President Donald Trump later on Sunday will announce the emergency authorization of convalescent plasma for COVID-19, a treatment that already has been given to more than 70,000 patients, the Washington Post reported https://wapo.st/2FR4Azi, citing officials familiar with the decision.
The action will be highlighted at a news conference scheduled for 5:30 p.m. EDT (2130 GMT), the newspaper said.
A White House spokesman declined to comment on the Post story. But White House Press Secretary Kayleigh McEnany tweeted early on Sunday that Trump’s news conference would cover “a major therapeutic breakthrough on the China Virus”.
Trump also tweeted: “Important White House News Conference at 5:30 (sharp) today. Very good news!”

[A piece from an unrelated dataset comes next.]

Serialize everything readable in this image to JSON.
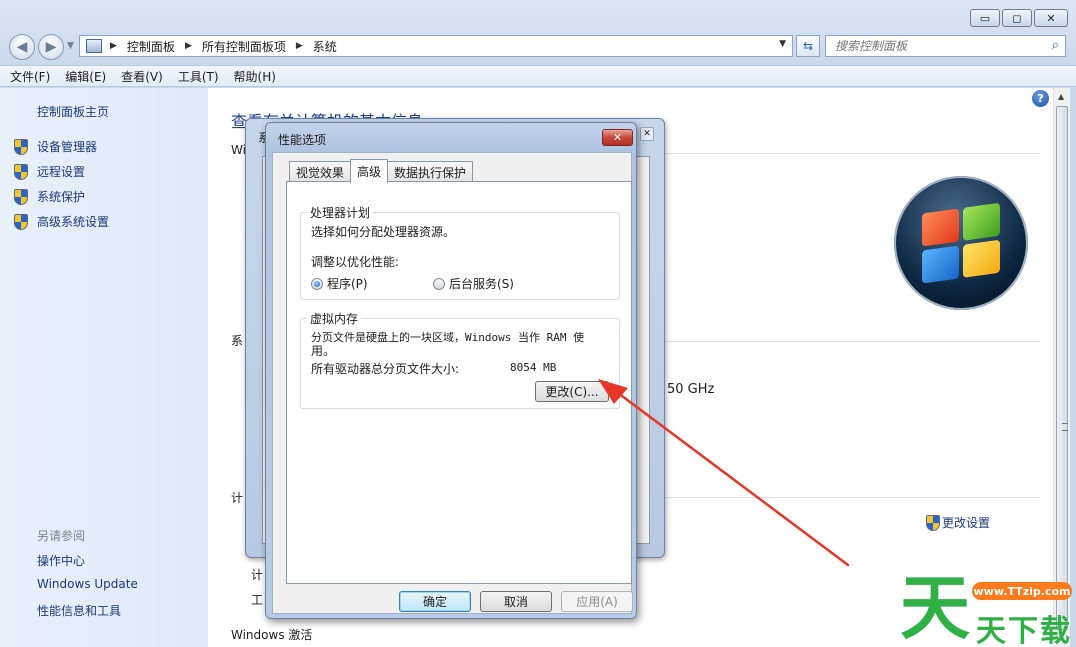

The White House also declined comment on a separate report in the Financial Times that the administration is considering fast-tracking an experimental COVID-19 vaccine being developed by AstraZeneca Plc and Oxford University for use in the United States ahead of the Nov. 3 elections.
One option being explored would involve the U.S. Food and Drug Administration (FDA) awarding “emergency use authorization” in October to the potential vaccine, which was developed by Oxford and licensed to AstraZeneca, the FT reported https://www.ft.com/content/b053f55b-2a8b-436c-8154-0e93dcdb3c1a, citing people briefed on the plan.
Trump is looking to boost his lagging poll numbers during the Republican convention this week, and progress in treatments or an effective vaccine to gain control of the virus would aid his re-election chances.
The U.S. Centers for Disease Control and Prevention (CDC) on Sunday said the number of deaths due to the new coronavirus had risen by 1,006 to 175,651. It reported 5,643,812 cases, an increase of 45,265 cases from its previous count.
AstraZeneca denied having discussed an emergency use authorization for its potential vaccine with the U.S. government.
“AstraZeneca has not discussed emergency use authorization with the U.S. government and it would be premature to speculate on that possibility,” a spokeswoman for AstraZeneca said in a statement.
The company said that the late-stage Phase 2 and Phase 3 trials for its vaccine candidate are still ongoing in Britain and other markets globally and that it did not anticipate efficacy results until later this year.
There are no approved vaccines for COVID-19, but AstraZeneca’s shot, called AZD1222, is widely seen as one of the leading candidates.
(Reporting by Nandita Bose in Washington and Shubham Kalia and Bhargav Acharya in Bengaluru; writing by David Lawder in Washington Editing by Chizu Nomiyama)